Restate the listing below word for word, pictures excluded.
====== INFORMATION ======
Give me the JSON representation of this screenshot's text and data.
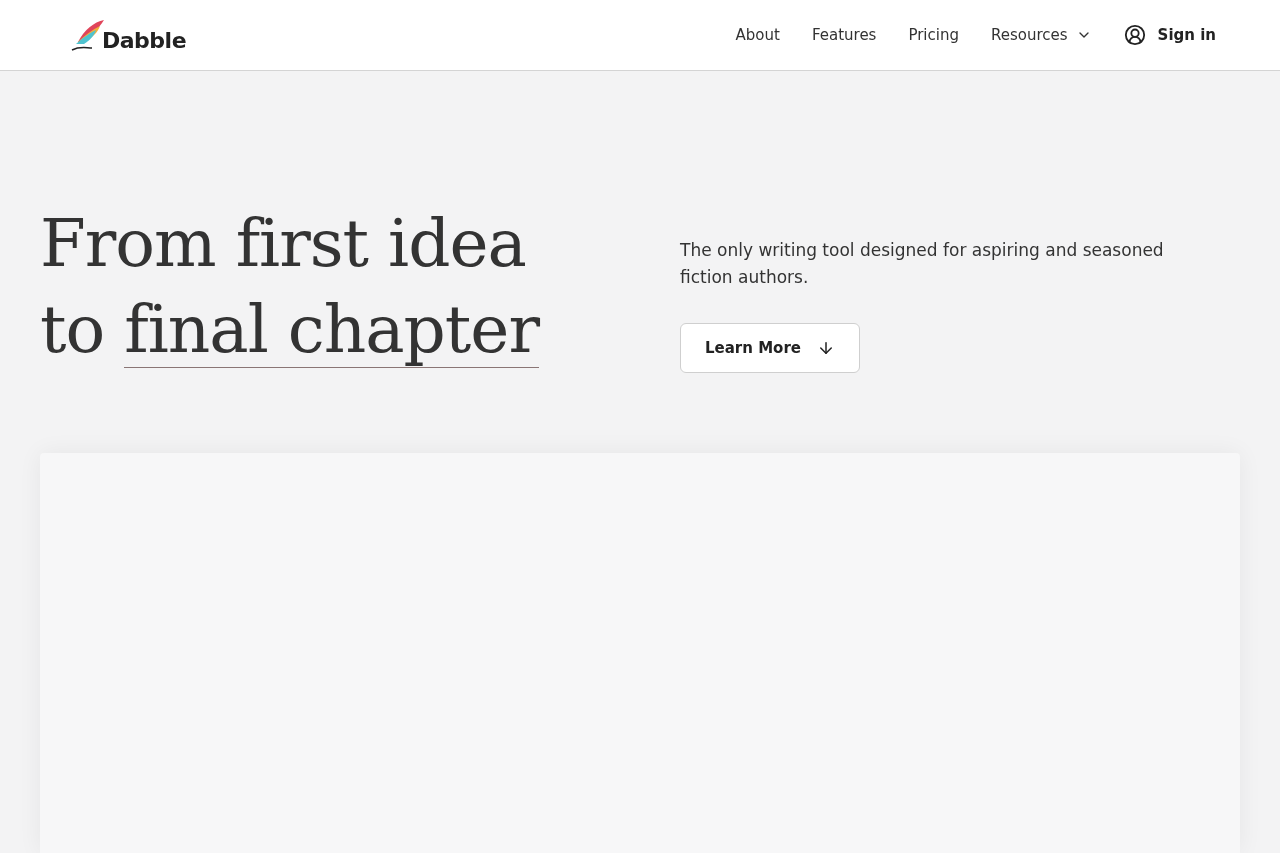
{
  "header": {
    "logo": {
      "text": "Dabble"
    },
    "nav": [
      {
        "label": "About",
        "kind": "link"
      },
      {
        "label": "Features",
        "kind": "link"
      },
      {
        "label": "Pricing",
        "kind": "link"
      },
      {
        "label": "Resources",
        "kind": "dropdown"
      }
    ],
    "sign_in": {
      "label": "Sign in"
    }
  },
  "hero": {
    "headline": [
      [
        {
          "text": "From first idea",
          "underlined": false
        }
      ],
      [
        {
          "text": "to",
          "underlined": false
        },
        {
          "text": "final chapter",
          "underlined": true
        }
      ]
    ],
    "tagline": "The only writing tool designed for aspiring and seasoned fiction authors.",
    "button": {
      "label": "Learn More"
    }
  }
}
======
**REPLY**:
Give me the JSON representation of this screenshot's text and data.
{
  "header": {
    "logo": {
      "text": "Dabble"
    },
    "nav": [
      {
        "label": "About",
        "kind": "link"
      },
      {
        "label": "Features",
        "kind": "link"
      },
      {
        "label": "Pricing",
        "kind": "link"
      },
      {
        "label": "Resources",
        "kind": "dropdown"
      }
    ],
    "sign_in": {
      "label": "Sign in"
    }
  },
  "hero": {
    "headline": [
      [
        {
          "text": "From first idea",
          "underlined": false
        }
      ],
      [
        {
          "text": "to",
          "underlined": false
        },
        {
          "text": "final chapter",
          "underlined": true
        }
      ]
    ],
    "tagline": "The only writing tool designed for aspiring and seasoned fiction authors.",
    "button": {
      "label": "Learn More"
    }
  }
}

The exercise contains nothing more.